Freetown: Sierra Leone placed hundreds of homes in the capital under Ebola quarantine today, in a huge blow for its recovery less than a month after it lifted all restrictions on movement.
The government said 700 properties had been locked down in Aberdeen, a fishing and tourist district of Freetown, after the death of a fisherman who tested positive for the deadly tropical virus.
"We are on top of the situation and people should not panic," said Obi Sesay of the government's National Ebola Response Centre, adding that a special control centre had been set up to deal with the incident.
He told reporters Aberdeen had been "flooded" with surveillance officers and contact tracers to ensure the death didn't turn into a serious outbreak.
The west African nation of six million has seen almost 11,000 cases and 3,363 deaths during the epidemic which has raged in west Africa for more than a year.
President Ernest Bai Koroma had pointed to a "steady downward trend" in new cases on January 23, lifting country-wide quarantines affecting half the population and declaring that "victory is in sight".
But optimism gave way to fresh alarm on Wednesday as the World Health Organization (WHO) reported the number of new cases rising across Sierra Leone and neighbouring Guinea for the second week running.
Transmission remains "widespread" in Sierra Leone, which reported 76 new confirmed cases in the week to February 8, according to the WHO.
Freetown mayor Bode Gibson, who visited Aberdeen, told reporters he was "shocked and disappointed" as the case had shattered expectations that the city was approaching the milestone of zero new cases in its weekly count.
"The lifting of the free movement ban was to allow residents to resume trade, not for them to become complacent and behave irresponsibly to increase the spread of the disease," he said.
Arouna Taylor, a resident of Aberdeen, said canoes from Ebola hotspots like Port Loko further up the coast were docking in the area and bringing the virus with them.
"Boats are suspected to be bringing sick people at night for treatment in the capital, so the development has not come as a surprise," he told AFP.
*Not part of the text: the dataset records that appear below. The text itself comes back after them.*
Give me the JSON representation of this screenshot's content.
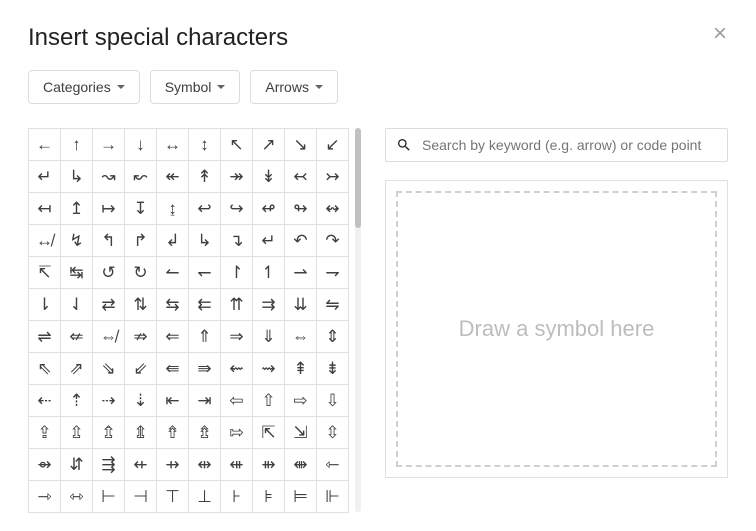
{
  "dialog": {
    "title": "Insert special characters"
  },
  "dropdowns": {
    "categories": "Categories",
    "script": "Symbol",
    "subcategory": "Arrows"
  },
  "search": {
    "placeholder": "Search by keyword (e.g. arrow) or code point"
  },
  "draw": {
    "prompt": "Draw a symbol here"
  },
  "grid": {
    "rows": [
      [
        "←",
        "↑",
        "→",
        "↓",
        "↔",
        "↕",
        "↖",
        "↗",
        "↘",
        "↙"
      ],
      [
        "↵",
        "↳",
        "↝",
        "↜",
        "↞",
        "↟",
        "↠",
        "↡",
        "↢",
        "↣"
      ],
      [
        "↤",
        "↥",
        "↦",
        "↧",
        "↨",
        "↩",
        "↪",
        "↫",
        "↬",
        "↭"
      ],
      [
        "↮",
        "↯",
        "↰",
        "↱",
        "↲",
        "↳",
        "↴",
        "↵",
        "↶",
        "↷"
      ],
      [
        "↸",
        "↹",
        "↺",
        "↻",
        "↼",
        "↽",
        "↾",
        "↿",
        "⇀",
        "⇁"
      ],
      [
        "⇂",
        "⇃",
        "⇄",
        "⇅",
        "⇆",
        "⇇",
        "⇈",
        "⇉",
        "⇊",
        "⇋"
      ],
      [
        "⇌",
        "⇍",
        "⇎",
        "⇏",
        "⇐",
        "⇑",
        "⇒",
        "⇓",
        "⇔",
        "⇕"
      ],
      [
        "⇖",
        "⇗",
        "⇘",
        "⇙",
        "⇚",
        "⇛",
        "⇜",
        "⇝",
        "⇞",
        "⇟"
      ],
      [
        "⇠",
        "⇡",
        "⇢",
        "⇣",
        "⇤",
        "⇥",
        "⇦",
        "⇧",
        "⇨",
        "⇩"
      ],
      [
        "⇪",
        "⇫",
        "⇬",
        "⇭",
        "⇮",
        "⇯",
        "⇰",
        "⇱",
        "⇲",
        "⇳"
      ],
      [
        "⇴",
        "⇵",
        "⇶",
        "⇷",
        "⇸",
        "⇹",
        "⇺",
        "⇻",
        "⇼",
        "⇽"
      ],
      [
        "⇾",
        "⇿",
        "⊢",
        "⊣",
        "⊤",
        "⊥",
        "⊦",
        "⊧",
        "⊨",
        "⊩"
      ]
    ]
  }
}
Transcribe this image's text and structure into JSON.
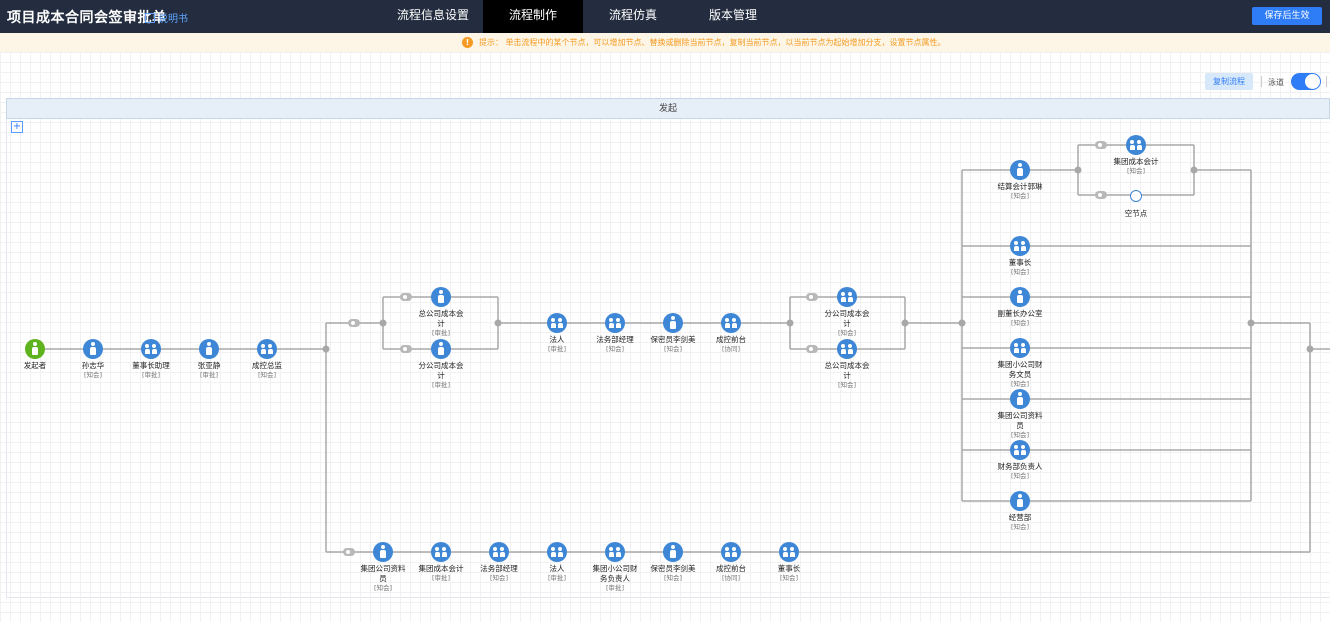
{
  "header": {
    "title": "项目成本合同会签审批单",
    "manual_label": "说明书",
    "tabs": [
      {
        "label": "流程信息设置"
      },
      {
        "label": "流程制作"
      },
      {
        "label": "流程仿真"
      },
      {
        "label": "版本管理"
      }
    ],
    "active_tab": "流程制作",
    "save_label": "保存后生效"
  },
  "hint": {
    "icon": "!",
    "text": "提示： 单击流程中的某个节点，可以增加节点、替换或删除当前节点，复制当前节点，以当前节点为起始增加分支，设置节点属性。"
  },
  "toolbar": {
    "copy_label": "复制流程",
    "lane_label": "泳道",
    "lane_enabled": true
  },
  "lane": {
    "header": "发起",
    "add_icon": "+"
  },
  "colors": {
    "accent": "#2e7cf6",
    "node": "#3e86d6",
    "start": "#5fb31f",
    "hint": "#f59a23",
    "topbar": "#232d3f"
  },
  "nodes": [
    {
      "name": "发起者",
      "role": "",
      "icon": "start-person"
    },
    {
      "name": "孙志华",
      "role": "[知会]",
      "icon": "person"
    },
    {
      "name": "董事长助理",
      "role": "[审批]",
      "icon": "group"
    },
    {
      "name": "张亚静",
      "role": "[审批]",
      "icon": "person"
    },
    {
      "name": "成控总监",
      "role": "[知会]",
      "icon": "group"
    },
    {
      "name": "总公司成本会计",
      "role": "[审批]",
      "icon": "person"
    },
    {
      "name": "分公司成本会计",
      "role": "[审批]",
      "icon": "person"
    },
    {
      "name": "法人",
      "role": "[审批]",
      "icon": "group"
    },
    {
      "name": "法务部经理",
      "role": "[知会]",
      "icon": "group"
    },
    {
      "name": "保密员李剑美",
      "role": "[知会]",
      "icon": "person"
    },
    {
      "name": "成控前台",
      "role": "[协同]",
      "icon": "group"
    },
    {
      "name": "分公司成本会计",
      "role": "[知会]",
      "icon": "group"
    },
    {
      "name": "总公司成本会计",
      "role": "[知会]",
      "icon": "group"
    },
    {
      "name": "结算会计郭琳",
      "role": "[知会]",
      "icon": "person"
    },
    {
      "name": "集团成本会计",
      "role": "[知会]",
      "icon": "group"
    },
    {
      "name": "空节点",
      "role": "",
      "icon": "empty"
    },
    {
      "name": "董事长",
      "role": "[知会]",
      "icon": "group"
    },
    {
      "name": "副董长办公室",
      "role": "[知会]",
      "icon": "person"
    },
    {
      "name": "集团小公司财务文员",
      "role": "[知会]",
      "icon": "group"
    },
    {
      "name": "集团公司资料员",
      "role": "[知会]",
      "icon": "person"
    },
    {
      "name": "财务部负责人",
      "role": "[知会]",
      "icon": "group"
    },
    {
      "name": "经营部",
      "role": "[知会]",
      "icon": "person"
    },
    {
      "name": "集团公司资料员",
      "role": "[知会]",
      "icon": "person"
    },
    {
      "name": "集团成本会计",
      "role": "[审批]",
      "icon": "group"
    },
    {
      "name": "法务部经理",
      "role": "[知会]",
      "icon": "group"
    },
    {
      "name": "法人",
      "role": "[审批]",
      "icon": "group"
    },
    {
      "name": "集团小公司财务负责人",
      "role": "[审批]",
      "icon": "group"
    },
    {
      "name": "保密员李剑美",
      "role": "[知会]",
      "icon": "person"
    },
    {
      "name": "成控前台",
      "role": "[协同]",
      "icon": "group"
    },
    {
      "name": "董事长",
      "role": "[知会]",
      "icon": "group"
    }
  ]
}
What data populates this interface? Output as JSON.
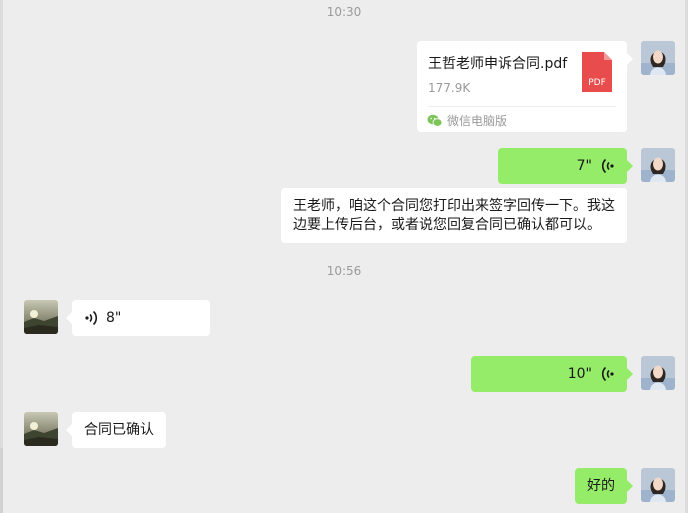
{
  "messages": {
    "ts1": "10:30",
    "file": {
      "name": "王哲老师申诉合同.pdf",
      "size": "177.9K",
      "type_label": "PDF",
      "source": "微信电脑版"
    },
    "voice_out_1": "7\"",
    "text_out_1": "王老师，咱这个合同您打印出来签字回传一下。我这边要上传后台，或者说您回复合同已确认都可以。",
    "ts2": "10:56",
    "voice_in_1": "8\"",
    "voice_out_2": "10\"",
    "text_in_1": "合同已确认",
    "text_out_2": "好的"
  },
  "icons": {
    "voice_out": "voice-wave-icon-left",
    "voice_in": "voice-wave-icon-right",
    "file": "pdf-file-icon",
    "source": "wechat-logo-icon"
  },
  "colors": {
    "outgoing_bubble": "#95ec69",
    "incoming_bubble": "#ffffff",
    "background": "#ededed",
    "pdf_red": "#e94c4c",
    "source_green": "#7dc45b"
  }
}
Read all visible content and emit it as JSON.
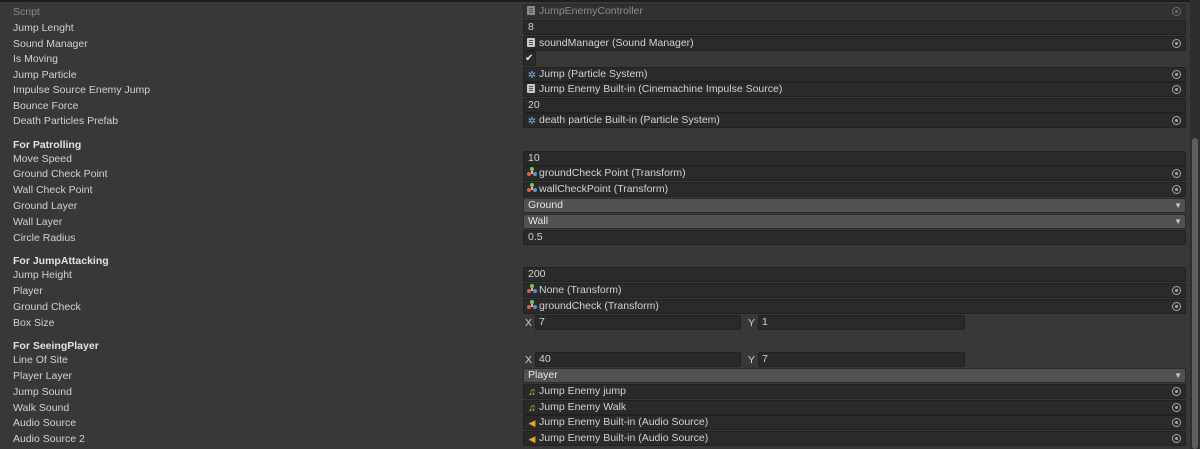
{
  "rows": {
    "script": {
      "label": "Script",
      "value": "JumpEnemyController"
    },
    "jump_length": {
      "label": "Jump Lenght",
      "value": "8"
    },
    "sound_manager": {
      "label": "Sound Manager",
      "value": "soundManager (Sound Manager)"
    },
    "is_moving": {
      "label": "Is Moving",
      "checked": true,
      "mark": "✔"
    },
    "jump_particle": {
      "label": "Jump Particle",
      "value": "Jump (Particle System)"
    },
    "impulse_source": {
      "label": "Impulse Source Enemy Jump",
      "value": "Jump Enemy Built-in (Cinemachine Impulse Source)"
    },
    "bounce_force": {
      "label": "Bounce Force",
      "value": "20"
    },
    "death_particles": {
      "label": "Death Particles Prefab",
      "value": "death particle Built-in (Particle System)"
    },
    "patrolling_header": {
      "label": "For Patrolling"
    },
    "move_speed": {
      "label": "Move Speed",
      "value": "10"
    },
    "ground_check_point": {
      "label": "Ground Check Point",
      "value": "groundCheck Point (Transform)"
    },
    "wall_check_point": {
      "label": "Wall Check Point",
      "value": "wallCheckPoint (Transform)"
    },
    "ground_layer": {
      "label": "Ground Layer",
      "value": "Ground"
    },
    "wall_layer": {
      "label": "Wall Layer",
      "value": "Wall"
    },
    "circle_radius": {
      "label": "Circle Radius",
      "value": "0.5"
    },
    "jumpattacking_header": {
      "label": "For JumpAttacking"
    },
    "jump_height": {
      "label": "Jump Height",
      "value": "200"
    },
    "player": {
      "label": "Player",
      "value": "None (Transform)"
    },
    "ground_check": {
      "label": "Ground Check",
      "value": "groundCheck (Transform)"
    },
    "box_size": {
      "label": "Box Size",
      "x_label": "X",
      "x": "7",
      "y_label": "Y",
      "y": "1"
    },
    "seeingplayer_header": {
      "label": "For SeeingPlayer"
    },
    "line_of_site": {
      "label": "Line Of Site",
      "x_label": "X",
      "x": "40",
      "y_label": "Y",
      "y": "7"
    },
    "player_layer": {
      "label": "Player Layer",
      "value": "Player"
    },
    "jump_sound": {
      "label": "Jump Sound",
      "value": "Jump Enemy jump"
    },
    "walk_sound": {
      "label": "Walk Sound",
      "value": "Jump Enemy Walk"
    },
    "audio_source": {
      "label": "Audio Source",
      "value": "Jump Enemy Built-in (Audio Source)"
    },
    "audio_source_2": {
      "label": "Audio Source 2",
      "value": "Jump Enemy Built-in (Audio Source)"
    }
  },
  "icons": {
    "particle_glyph": "✲",
    "music_glyph": "♫",
    "speaker_glyph": "◀",
    "caret_glyph": "▼"
  },
  "colors": {
    "background": "#383838",
    "field": "#2a2a2a",
    "dropdown": "#515151",
    "text": "#d2d2d2"
  }
}
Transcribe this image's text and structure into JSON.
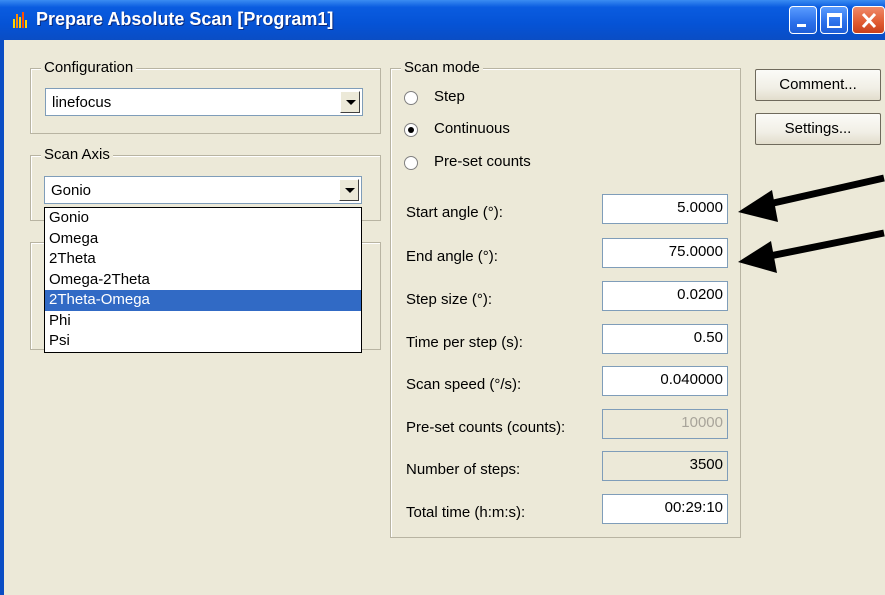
{
  "window": {
    "title": "Prepare Absolute Scan [Program1]",
    "icon": "spectrum-app-icon",
    "controls": [
      "minimize-icon",
      "maximize-icon",
      "close-icon"
    ]
  },
  "configuration": {
    "title": "Configuration",
    "value": "linefocus"
  },
  "scan_axis": {
    "title": "Scan Axis",
    "value": "Gonio",
    "options": [
      "Gonio",
      "Omega",
      "2Theta",
      "Omega-2Theta",
      "2Theta-Omega",
      "Phi",
      "Psi"
    ],
    "highlighted": "2Theta-Omega"
  },
  "scan_mode": {
    "title": "Scan mode",
    "options": [
      {
        "label": "Step",
        "selected": false
      },
      {
        "label": "Continuous",
        "selected": true
      },
      {
        "label": "Pre-set counts",
        "selected": false
      }
    ]
  },
  "parameters": [
    {
      "label": "Start angle (°):",
      "value": "5.0000",
      "state": "editable"
    },
    {
      "label": "End angle (°):",
      "value": "75.0000",
      "state": "editable"
    },
    {
      "label": "Step size (°):",
      "value": "0.0200",
      "state": "editable"
    },
    {
      "label": "Time per step (s):",
      "value": "0.50",
      "state": "editable"
    },
    {
      "label": "Scan speed (°/s):",
      "value": "0.040000",
      "state": "editable"
    },
    {
      "label": "Pre-set counts (counts):",
      "value": "10000",
      "state": "disabled"
    },
    {
      "label": "Number of steps:",
      "value": "3500",
      "state": "readonly"
    },
    {
      "label": "Total time (h:m:s):",
      "value": "00:29:10",
      "state": "editable"
    }
  ],
  "buttons": {
    "comment": "Comment...",
    "settings": "Settings..."
  },
  "colors": {
    "titlebar": "#0553d6",
    "dialog_bg": "#ece9d8",
    "selection": "#316ac5"
  }
}
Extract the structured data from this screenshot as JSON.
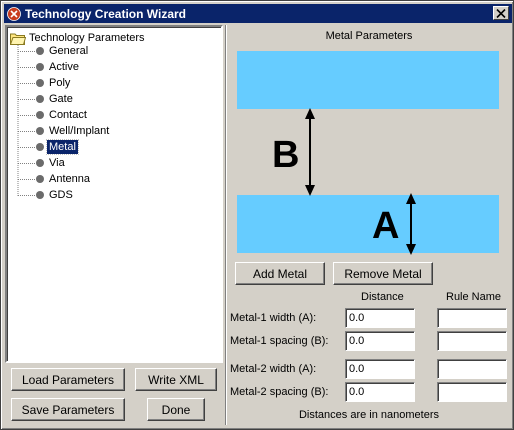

Ebola, one of the deadliest viruses known to man, is spread through direct contact with the bodily fluids of an infected person showing symptoms such as fever or vomiting.